Dr. Hall Hoppe of the U.S. Department of Agriculture
was the first to notice a connection between bacteria and frost damage. In 1961
, Dr. Hoppe studied a corn fungus
by grinding up infected leaves each season, then applying the powder to test corn for the following season to track the disease. A surprise frost occurred that year, leaving peculiar results. Only plants infected with the diseased powder incurred frost damage, leaving healthy plants unfrozen. This phenomenon would baffle scientists until graduate student Stephen Lindow of the University of Wisconsin-Madison
found a bacterium in the dried leaf powder in the early 1970s. Dr. Lindow
, now a plant pathologist at the University of California-Berkeley
, found that when this particular bacterium was introduced to plants where it is originally absent, the plants became very vulnerable to frost damage. He would go on to identify the bacterium as P. syringae
, investigate P. syringae
's role in ice nucleation and in 1977
, discover the mutant ice-minus strain. He was later successful at developing the ice-minus strain of P. syringae
through recombinant DNA technology as well.

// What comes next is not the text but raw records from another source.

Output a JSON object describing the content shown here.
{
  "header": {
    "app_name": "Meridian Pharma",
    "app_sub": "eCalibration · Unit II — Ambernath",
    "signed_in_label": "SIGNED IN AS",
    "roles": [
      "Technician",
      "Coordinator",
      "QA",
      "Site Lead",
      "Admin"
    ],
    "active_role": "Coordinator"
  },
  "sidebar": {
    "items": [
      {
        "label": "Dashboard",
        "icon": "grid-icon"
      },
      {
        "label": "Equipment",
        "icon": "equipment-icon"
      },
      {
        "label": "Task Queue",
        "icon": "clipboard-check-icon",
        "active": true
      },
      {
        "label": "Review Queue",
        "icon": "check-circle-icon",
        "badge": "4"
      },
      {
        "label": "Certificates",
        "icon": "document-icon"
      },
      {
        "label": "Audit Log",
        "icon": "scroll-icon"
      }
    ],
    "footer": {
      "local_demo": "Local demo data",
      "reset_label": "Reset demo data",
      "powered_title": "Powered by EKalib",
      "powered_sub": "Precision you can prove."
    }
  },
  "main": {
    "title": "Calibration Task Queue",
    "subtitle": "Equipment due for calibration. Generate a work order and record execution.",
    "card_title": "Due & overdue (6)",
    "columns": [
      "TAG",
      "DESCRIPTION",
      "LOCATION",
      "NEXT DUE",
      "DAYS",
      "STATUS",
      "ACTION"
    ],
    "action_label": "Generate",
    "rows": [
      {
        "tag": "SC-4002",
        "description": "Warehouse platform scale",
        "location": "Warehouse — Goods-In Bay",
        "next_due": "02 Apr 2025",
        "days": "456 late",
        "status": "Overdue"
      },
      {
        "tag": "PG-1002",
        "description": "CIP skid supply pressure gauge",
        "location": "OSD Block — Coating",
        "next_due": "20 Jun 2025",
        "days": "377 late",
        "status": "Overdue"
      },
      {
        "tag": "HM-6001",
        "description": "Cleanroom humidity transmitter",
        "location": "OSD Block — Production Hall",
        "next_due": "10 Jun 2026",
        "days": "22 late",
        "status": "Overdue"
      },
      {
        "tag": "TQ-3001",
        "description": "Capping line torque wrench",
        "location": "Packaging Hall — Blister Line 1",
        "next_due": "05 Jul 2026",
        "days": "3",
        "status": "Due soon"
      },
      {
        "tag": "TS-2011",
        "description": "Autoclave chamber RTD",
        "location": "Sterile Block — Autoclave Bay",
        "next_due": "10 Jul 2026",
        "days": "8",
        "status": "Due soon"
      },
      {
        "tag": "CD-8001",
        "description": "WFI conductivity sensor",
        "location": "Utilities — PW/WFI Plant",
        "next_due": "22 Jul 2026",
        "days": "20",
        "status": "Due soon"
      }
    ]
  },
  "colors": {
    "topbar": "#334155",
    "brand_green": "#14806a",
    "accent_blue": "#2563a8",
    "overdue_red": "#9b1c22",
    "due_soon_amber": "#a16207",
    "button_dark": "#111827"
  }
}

In 1983, Advanced Genetic Sciences (AGS) obtained U.S. government authorization to perform field tests with the ice-minus strain of P. syringae, but environmental groups and protestors delayed the field tests for four years with legal challenges. In 1987, the ice-minus strain of P. syringae became the first genetically modified organism (GMO) to be released into the environment . A strawberry field in California was spayed with the ice-minus strain of P. syringae just before a frost in 1987. The results were promising, showing lowered frost damage to the treated plants, but the data was in suspect as environment activists destroyed some of the plants. Dr. Lindow also conducted an experiment on a crop of potato seedlings sprayed with ice-minus P. syringae. He was successful in protecting the potato crop from frost damage with a strain of ice-minus P. syringae.
At the time of Dr. Lindow's work on ice-minus P. syringae
, genetic engineering
was considered to be very controversial. The controversy primarily revolved around fears of introducing new organisms that may permanently disrupt the ecosystem
. The fear was that the introduction of ice-minus bacteria to the environment would eliminate bacterial and plant varieties. This was true in the case of the gypsy moth
's accidental introduction into the U.S. Without a predator
in the U.S., the gypsy moth is still causing overwhelming destruction to the hardwood forests of northeastern U.S.
- Baskin, Yvonne. Testing The Future (1987). Feb. 11, 2007.
- “Biotechnology in microbes, plants and animals. Three snapshots.” October 4, 2002 Impact of Genetic Engineering on Nature. Feb. 11, 2007.
- Boyer, Rodney. Concepts in Biochemistry, 3rd edition, pp. 407. John Wiley & Sons (2006)
- Chill Out. Feb. 11, 2007.
- Maykuth, Andrew. “Genetic wonders to come: Some see boon, others calamity.” The Philadelphia Inquirer. Jan. 10, 1986. Feb. 11, 2007.
- Parrott, Carolyn C. Recombinant DNA to Protect Crops (1993). Feb. 11, 2007.